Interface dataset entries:
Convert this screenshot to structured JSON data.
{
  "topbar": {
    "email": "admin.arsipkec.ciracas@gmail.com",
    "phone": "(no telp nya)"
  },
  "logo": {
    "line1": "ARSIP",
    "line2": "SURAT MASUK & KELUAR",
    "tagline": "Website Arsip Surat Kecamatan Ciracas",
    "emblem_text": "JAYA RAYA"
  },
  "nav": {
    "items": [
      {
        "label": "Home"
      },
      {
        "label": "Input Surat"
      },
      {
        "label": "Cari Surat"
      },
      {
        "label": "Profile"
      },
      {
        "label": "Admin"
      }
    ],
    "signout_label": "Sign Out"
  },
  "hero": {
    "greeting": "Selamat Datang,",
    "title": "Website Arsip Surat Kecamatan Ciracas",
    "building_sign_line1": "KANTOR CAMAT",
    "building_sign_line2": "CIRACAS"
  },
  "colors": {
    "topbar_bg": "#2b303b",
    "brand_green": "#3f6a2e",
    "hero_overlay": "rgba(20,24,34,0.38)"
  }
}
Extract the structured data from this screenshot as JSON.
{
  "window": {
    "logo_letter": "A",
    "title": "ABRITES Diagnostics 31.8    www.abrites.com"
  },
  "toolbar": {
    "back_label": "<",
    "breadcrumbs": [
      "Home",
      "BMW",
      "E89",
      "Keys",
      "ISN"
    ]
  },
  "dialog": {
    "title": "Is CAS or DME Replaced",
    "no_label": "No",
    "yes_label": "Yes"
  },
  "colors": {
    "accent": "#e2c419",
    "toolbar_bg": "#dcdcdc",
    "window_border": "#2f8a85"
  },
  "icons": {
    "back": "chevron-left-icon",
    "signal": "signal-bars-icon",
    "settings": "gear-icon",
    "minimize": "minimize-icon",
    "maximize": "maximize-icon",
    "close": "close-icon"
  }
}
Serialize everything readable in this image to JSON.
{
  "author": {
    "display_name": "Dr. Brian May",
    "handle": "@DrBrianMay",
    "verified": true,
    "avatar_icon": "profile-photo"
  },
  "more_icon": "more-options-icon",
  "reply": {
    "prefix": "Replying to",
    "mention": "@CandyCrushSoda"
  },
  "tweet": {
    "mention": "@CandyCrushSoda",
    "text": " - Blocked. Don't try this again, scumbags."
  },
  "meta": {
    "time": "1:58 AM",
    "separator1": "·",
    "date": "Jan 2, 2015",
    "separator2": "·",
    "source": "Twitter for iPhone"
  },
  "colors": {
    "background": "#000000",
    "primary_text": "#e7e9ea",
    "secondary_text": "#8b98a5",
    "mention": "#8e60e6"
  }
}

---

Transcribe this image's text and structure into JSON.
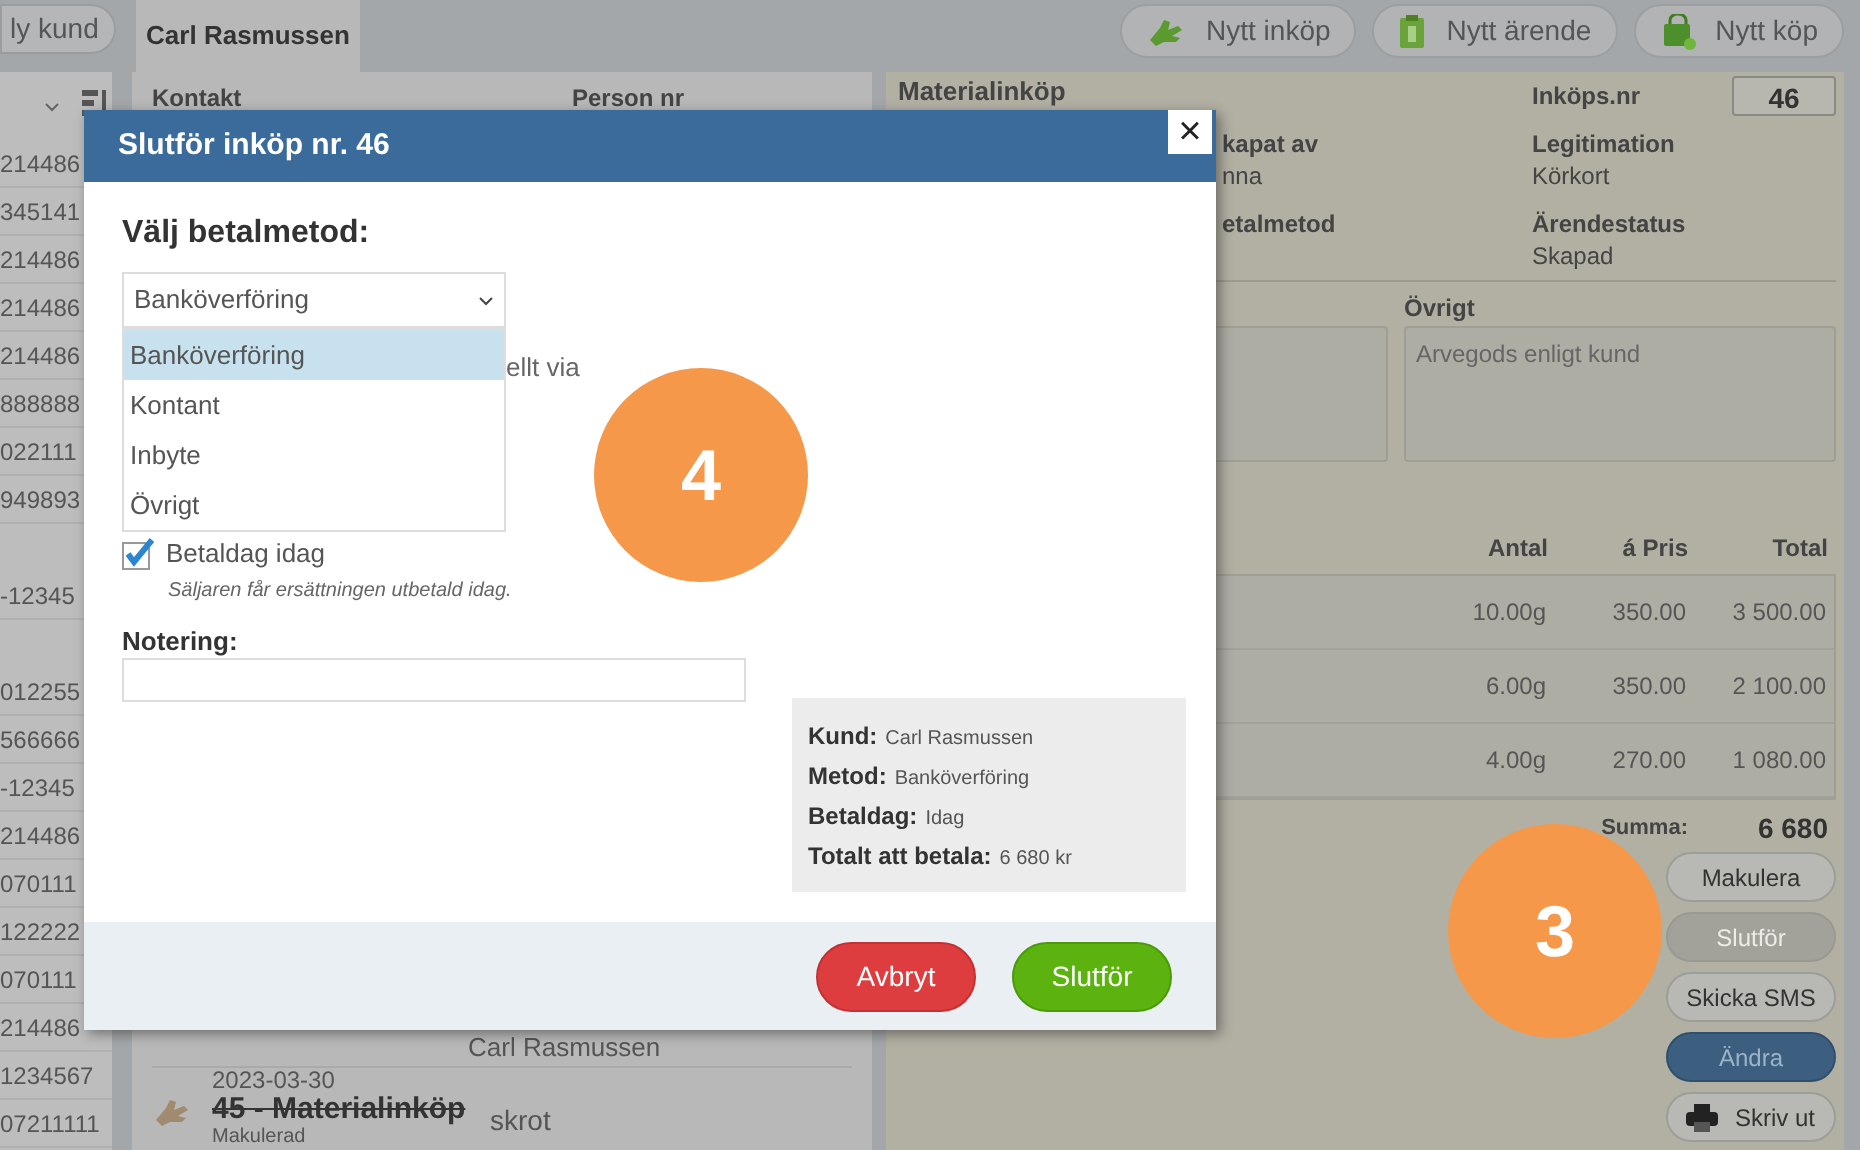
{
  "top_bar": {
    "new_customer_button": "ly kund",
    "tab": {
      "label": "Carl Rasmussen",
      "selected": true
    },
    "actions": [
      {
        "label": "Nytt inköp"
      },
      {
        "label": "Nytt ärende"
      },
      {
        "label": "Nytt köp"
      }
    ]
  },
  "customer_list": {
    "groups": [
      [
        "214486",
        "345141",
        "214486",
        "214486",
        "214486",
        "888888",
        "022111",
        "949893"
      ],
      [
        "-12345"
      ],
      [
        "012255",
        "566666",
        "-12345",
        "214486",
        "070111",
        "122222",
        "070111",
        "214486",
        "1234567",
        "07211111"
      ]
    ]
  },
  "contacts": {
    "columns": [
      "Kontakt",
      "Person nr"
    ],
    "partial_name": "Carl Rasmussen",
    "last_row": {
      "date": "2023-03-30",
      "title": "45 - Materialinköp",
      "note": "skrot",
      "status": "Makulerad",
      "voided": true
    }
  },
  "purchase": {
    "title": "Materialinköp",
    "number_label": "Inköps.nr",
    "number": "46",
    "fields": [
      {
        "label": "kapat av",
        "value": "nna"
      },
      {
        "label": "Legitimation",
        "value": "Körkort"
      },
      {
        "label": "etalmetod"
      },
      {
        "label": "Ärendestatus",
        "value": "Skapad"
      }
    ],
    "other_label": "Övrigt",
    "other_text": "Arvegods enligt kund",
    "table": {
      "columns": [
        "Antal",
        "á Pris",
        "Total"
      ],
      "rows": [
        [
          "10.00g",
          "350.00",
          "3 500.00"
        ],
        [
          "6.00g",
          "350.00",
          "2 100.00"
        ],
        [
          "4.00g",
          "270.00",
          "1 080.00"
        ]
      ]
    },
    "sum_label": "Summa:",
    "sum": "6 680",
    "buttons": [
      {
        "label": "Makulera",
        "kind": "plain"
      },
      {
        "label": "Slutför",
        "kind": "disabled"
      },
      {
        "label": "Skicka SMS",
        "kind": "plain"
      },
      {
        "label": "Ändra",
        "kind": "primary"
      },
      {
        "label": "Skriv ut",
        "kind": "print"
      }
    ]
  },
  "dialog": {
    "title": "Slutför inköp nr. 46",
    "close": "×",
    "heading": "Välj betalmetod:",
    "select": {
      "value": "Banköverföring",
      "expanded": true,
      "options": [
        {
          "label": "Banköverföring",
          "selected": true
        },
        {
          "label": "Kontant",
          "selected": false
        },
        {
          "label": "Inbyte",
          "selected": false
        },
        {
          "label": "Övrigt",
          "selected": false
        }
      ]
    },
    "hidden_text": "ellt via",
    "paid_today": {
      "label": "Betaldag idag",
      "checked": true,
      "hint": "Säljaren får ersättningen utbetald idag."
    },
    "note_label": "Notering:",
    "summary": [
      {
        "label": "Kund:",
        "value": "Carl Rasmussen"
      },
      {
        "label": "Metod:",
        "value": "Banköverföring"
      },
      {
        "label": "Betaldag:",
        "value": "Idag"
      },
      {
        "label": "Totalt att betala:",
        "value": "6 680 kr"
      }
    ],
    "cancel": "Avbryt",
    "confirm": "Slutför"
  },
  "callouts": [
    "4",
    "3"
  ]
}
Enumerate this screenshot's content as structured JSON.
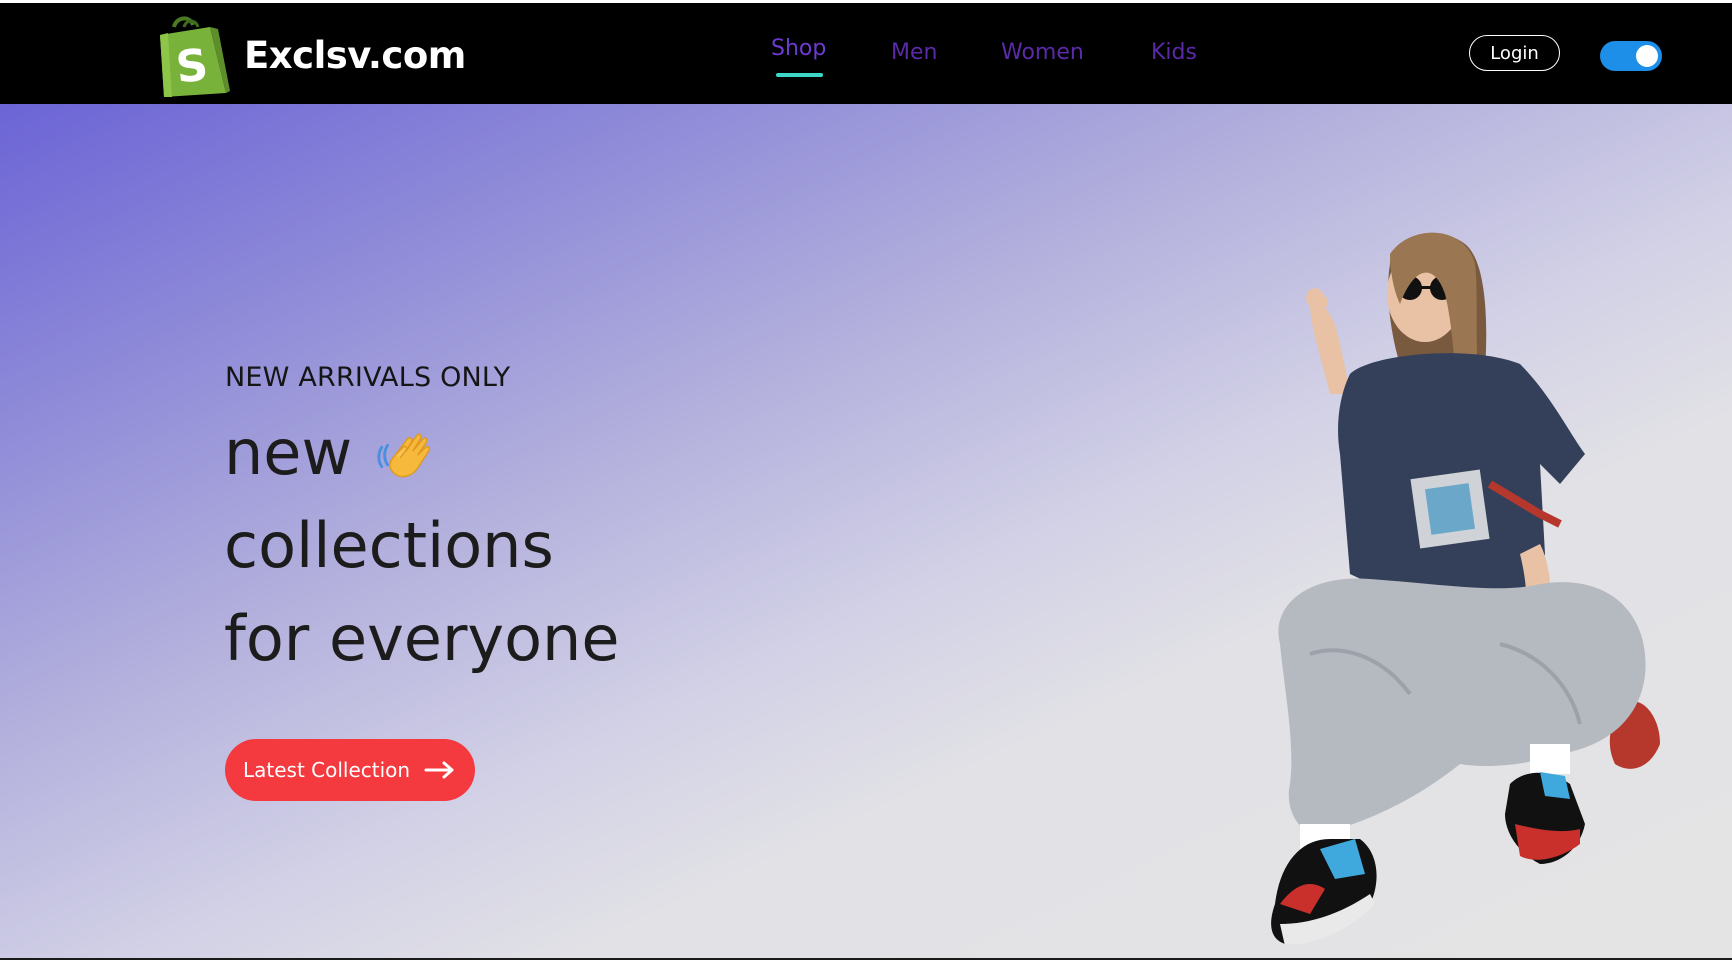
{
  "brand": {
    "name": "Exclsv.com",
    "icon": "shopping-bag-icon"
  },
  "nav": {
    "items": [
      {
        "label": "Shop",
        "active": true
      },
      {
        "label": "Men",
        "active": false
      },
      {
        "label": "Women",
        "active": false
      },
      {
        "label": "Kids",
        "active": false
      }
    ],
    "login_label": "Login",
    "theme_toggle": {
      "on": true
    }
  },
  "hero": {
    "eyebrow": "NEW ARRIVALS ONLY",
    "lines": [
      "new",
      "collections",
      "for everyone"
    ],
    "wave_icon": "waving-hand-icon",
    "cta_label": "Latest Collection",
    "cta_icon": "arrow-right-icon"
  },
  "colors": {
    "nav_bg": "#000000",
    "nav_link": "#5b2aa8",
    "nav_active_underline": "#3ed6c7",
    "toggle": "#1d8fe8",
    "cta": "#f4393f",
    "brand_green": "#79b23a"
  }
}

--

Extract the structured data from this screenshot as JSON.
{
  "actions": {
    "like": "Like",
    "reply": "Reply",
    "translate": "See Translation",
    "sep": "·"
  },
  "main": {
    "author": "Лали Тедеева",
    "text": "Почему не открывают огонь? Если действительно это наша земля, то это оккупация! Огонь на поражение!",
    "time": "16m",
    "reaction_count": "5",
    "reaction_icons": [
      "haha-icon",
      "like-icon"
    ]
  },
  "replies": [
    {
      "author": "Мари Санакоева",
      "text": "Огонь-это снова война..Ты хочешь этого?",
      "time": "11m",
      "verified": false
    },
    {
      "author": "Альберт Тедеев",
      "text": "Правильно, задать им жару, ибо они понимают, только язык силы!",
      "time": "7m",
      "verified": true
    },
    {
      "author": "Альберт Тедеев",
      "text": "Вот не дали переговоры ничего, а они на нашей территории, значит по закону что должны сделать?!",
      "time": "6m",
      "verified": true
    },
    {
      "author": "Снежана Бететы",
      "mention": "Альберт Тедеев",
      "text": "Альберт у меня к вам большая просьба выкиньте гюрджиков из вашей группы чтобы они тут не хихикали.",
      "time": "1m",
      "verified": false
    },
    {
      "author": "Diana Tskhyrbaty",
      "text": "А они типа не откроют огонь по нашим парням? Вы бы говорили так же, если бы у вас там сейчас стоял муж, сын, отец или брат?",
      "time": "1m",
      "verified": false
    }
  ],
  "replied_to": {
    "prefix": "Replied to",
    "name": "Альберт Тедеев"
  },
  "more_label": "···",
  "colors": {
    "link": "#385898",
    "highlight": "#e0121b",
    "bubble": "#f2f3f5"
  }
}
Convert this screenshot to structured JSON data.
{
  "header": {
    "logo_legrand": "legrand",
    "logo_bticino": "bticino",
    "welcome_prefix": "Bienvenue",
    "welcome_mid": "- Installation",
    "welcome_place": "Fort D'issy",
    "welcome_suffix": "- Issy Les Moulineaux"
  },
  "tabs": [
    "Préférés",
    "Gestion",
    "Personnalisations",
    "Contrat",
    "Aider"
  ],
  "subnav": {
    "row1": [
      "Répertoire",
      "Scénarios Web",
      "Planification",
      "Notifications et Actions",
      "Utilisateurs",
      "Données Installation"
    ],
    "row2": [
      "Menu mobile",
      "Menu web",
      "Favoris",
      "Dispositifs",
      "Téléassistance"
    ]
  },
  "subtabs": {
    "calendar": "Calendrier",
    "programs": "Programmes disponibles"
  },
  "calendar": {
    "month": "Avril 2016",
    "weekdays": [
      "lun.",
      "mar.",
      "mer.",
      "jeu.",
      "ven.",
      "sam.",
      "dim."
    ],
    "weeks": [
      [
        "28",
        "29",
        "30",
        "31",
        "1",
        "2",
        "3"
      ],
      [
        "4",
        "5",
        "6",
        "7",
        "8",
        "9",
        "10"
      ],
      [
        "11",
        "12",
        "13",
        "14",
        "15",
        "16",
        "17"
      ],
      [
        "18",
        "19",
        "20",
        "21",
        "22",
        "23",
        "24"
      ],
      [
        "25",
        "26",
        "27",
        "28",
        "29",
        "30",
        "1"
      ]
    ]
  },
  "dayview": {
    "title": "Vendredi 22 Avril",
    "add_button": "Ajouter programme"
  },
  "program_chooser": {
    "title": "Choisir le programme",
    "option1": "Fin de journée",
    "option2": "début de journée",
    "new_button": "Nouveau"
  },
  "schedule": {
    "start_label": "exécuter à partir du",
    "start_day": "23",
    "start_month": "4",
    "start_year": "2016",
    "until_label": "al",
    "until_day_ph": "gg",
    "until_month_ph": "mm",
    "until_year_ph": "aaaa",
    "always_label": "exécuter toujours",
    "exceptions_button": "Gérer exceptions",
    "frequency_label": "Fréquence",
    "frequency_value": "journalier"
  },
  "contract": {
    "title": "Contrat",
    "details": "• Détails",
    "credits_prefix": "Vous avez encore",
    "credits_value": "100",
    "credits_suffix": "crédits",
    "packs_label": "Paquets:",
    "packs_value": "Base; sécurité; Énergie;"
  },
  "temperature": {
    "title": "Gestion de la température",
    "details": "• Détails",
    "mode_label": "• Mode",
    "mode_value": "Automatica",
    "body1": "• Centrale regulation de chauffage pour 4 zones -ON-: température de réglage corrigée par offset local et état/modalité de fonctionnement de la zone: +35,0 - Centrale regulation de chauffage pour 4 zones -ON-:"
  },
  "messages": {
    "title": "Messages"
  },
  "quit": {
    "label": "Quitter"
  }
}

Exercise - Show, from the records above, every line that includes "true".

Task answer -
    "verified": true,
      "selected": true
      "voided": true
      "expanded": true,
          "selected": true
      "checked": true,
        "active": true
      "on": true
      "verified": true
      "verified": true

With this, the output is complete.